Every line of the data below is to be given again as it appears, with the images removed.
::::::
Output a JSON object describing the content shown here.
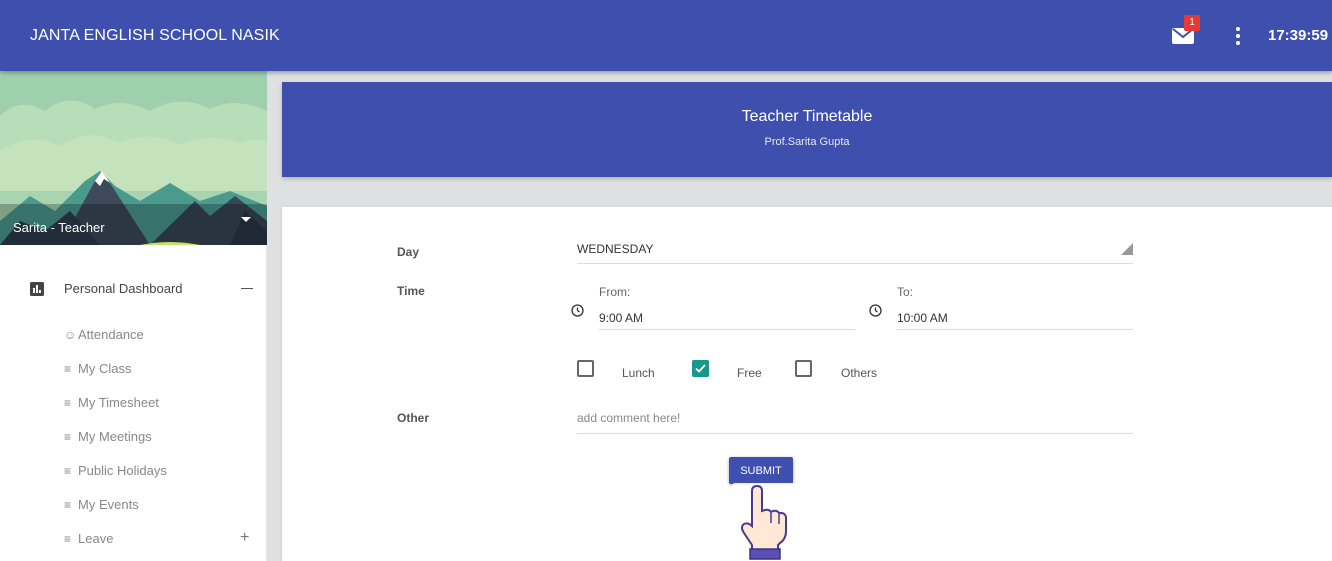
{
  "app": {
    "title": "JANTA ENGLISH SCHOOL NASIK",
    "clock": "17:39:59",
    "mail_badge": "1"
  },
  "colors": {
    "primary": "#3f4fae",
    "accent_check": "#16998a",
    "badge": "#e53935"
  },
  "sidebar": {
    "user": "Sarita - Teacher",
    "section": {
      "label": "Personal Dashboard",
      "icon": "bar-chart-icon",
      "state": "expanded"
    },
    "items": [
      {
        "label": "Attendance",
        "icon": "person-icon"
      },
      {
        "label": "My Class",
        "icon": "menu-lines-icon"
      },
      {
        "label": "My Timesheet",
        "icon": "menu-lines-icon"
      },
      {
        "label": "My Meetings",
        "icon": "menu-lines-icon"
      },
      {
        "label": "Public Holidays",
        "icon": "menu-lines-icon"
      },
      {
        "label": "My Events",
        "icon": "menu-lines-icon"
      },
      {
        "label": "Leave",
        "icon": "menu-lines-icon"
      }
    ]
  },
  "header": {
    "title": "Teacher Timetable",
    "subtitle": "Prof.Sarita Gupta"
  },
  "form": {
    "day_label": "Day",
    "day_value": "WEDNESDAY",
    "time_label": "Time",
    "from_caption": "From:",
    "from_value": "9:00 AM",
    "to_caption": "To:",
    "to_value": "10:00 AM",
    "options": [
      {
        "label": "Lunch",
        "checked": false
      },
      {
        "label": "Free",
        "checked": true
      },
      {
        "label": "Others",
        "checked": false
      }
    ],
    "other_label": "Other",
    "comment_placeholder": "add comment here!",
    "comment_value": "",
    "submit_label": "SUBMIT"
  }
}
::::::
_Expected answer:_
Output a JSON object describing the content shown here.
{
  "app": {
    "title": "JANTA ENGLISH SCHOOL NASIK",
    "clock": "17:39:59",
    "mail_badge": "1"
  },
  "colors": {
    "primary": "#3f4fae",
    "accent_check": "#16998a",
    "badge": "#e53935"
  },
  "sidebar": {
    "user": "Sarita - Teacher",
    "section": {
      "label": "Personal Dashboard",
      "icon": "bar-chart-icon",
      "state": "expanded"
    },
    "items": [
      {
        "label": "Attendance",
        "icon": "person-icon"
      },
      {
        "label": "My Class",
        "icon": "menu-lines-icon"
      },
      {
        "label": "My Timesheet",
        "icon": "menu-lines-icon"
      },
      {
        "label": "My Meetings",
        "icon": "menu-lines-icon"
      },
      {
        "label": "Public Holidays",
        "icon": "menu-lines-icon"
      },
      {
        "label": "My Events",
        "icon": "menu-lines-icon"
      },
      {
        "label": "Leave",
        "icon": "menu-lines-icon"
      }
    ]
  },
  "header": {
    "title": "Teacher Timetable",
    "subtitle": "Prof.Sarita Gupta"
  },
  "form": {
    "day_label": "Day",
    "day_value": "WEDNESDAY",
    "time_label": "Time",
    "from_caption": "From:",
    "from_value": "9:00 AM",
    "to_caption": "To:",
    "to_value": "10:00 AM",
    "options": [
      {
        "label": "Lunch",
        "checked": false
      },
      {
        "label": "Free",
        "checked": true
      },
      {
        "label": "Others",
        "checked": false
      }
    ],
    "other_label": "Other",
    "comment_placeholder": "add comment here!",
    "comment_value": "",
    "submit_label": "SUBMIT"
  }
}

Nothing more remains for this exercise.